Hungary suggests that a museum should be set up in Washington, DC, to pay tribute to the victims of communist dictatorships, state secretary at the justice ministry Monika Balatoni told reporters on Tuesday. Balatoni said that the proposal would be officially presented on June 11, at an event to be organised by the Hungarian and the Austrian embassies in the US Congress Library. The Hungarian government has offered to contribute one million dollars to a US foundation set up in 2007 in memory of communism victims, she said.

Monika Balatoni talked about the topic at the press conference which was held on the ‘Concert of Freedom’: on 16 June, Hungarian and German renowned rock bands Omega and Scorpions will perform free concerts at Heroes’ Square, between the frames of the ‘Common Success’ programme series commemorating the 25th anniversary of the political transition.
According to Hungarian ideas, the Washington-based museum for the victims of communism would work in a similar fashion such as the House of Terror Museum in Budapest.
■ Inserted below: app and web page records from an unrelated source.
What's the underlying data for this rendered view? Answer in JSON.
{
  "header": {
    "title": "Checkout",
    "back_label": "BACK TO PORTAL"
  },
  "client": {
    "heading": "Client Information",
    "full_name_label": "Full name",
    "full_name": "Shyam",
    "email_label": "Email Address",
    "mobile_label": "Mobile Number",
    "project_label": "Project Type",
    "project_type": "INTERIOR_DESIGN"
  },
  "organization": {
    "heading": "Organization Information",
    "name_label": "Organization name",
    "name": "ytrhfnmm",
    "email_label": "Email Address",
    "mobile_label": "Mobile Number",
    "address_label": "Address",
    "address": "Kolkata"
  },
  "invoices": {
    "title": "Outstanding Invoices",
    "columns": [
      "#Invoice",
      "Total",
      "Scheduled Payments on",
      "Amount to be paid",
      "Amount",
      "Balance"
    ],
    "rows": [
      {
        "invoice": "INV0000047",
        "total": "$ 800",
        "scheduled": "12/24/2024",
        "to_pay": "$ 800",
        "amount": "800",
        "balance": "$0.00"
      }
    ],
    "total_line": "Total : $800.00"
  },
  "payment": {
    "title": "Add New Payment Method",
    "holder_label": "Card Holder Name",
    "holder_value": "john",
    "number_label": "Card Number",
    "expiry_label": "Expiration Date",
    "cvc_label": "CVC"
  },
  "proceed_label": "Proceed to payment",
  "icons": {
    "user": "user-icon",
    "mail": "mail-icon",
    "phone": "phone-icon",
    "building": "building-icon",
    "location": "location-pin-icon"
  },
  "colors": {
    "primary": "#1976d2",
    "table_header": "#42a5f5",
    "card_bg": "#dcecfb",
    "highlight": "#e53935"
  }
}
As the Minister of State said to the Hungarian News Agency, the Prime Minister of Hungary would ask Central European countries to create the museum in cooperation and to “show the world what traces and legacies does communism have”. She added that PM Viktor Orbán was relentless regarding the matter and he hopes that the museum would be realized within a year or two.

Monika Balatoni also said that on the occasion of the 25th anniversary a ‘flow of freedom’ would be initiated culminating in the events of 16 June at Heroes' Square; the Concert of Freedom would be the featured side-programme of the National Memorial Day.
As an important event of the anniversary, presidents of the republics of the four Visegrád countries and Joachim Gauck, President of Germany will take a freedom tour which begins on 4 June in Warsaw and will stop in Budapest on the 16th. A cooperation of the Public Foundation for the Research of Central and Eastern European History and Society and the Moholy-Nagy University of Art and Design, a bus commemorating the events of 1989 departs from Heroes’ Square in June with the inscription “Hungarians: the people of Liberty”. The bus tours across Hungary and will be present at major festivals as well.

Mária Schmidt, Director-General of the House of Terror Museum recalled at the press conference that on 16 June 1989 there were more than a hundred thousand people at Heroes’ Square, when Imre Nagy and his fellow martyrs were reburied. She stressed that there and then had been when Viktor Orbán openly had demanded free elections and the withdrawal of Soviet troops from Hungary; being the first to do so in Central Europe.
As Mária Schmidt said, “in fact the Kádár-regime and communism was buried on the very same day. This year we transform this day to a delightful celebration, so that’s why we called for Omega and Scorpions to play. The change of regime was the common success of the region.”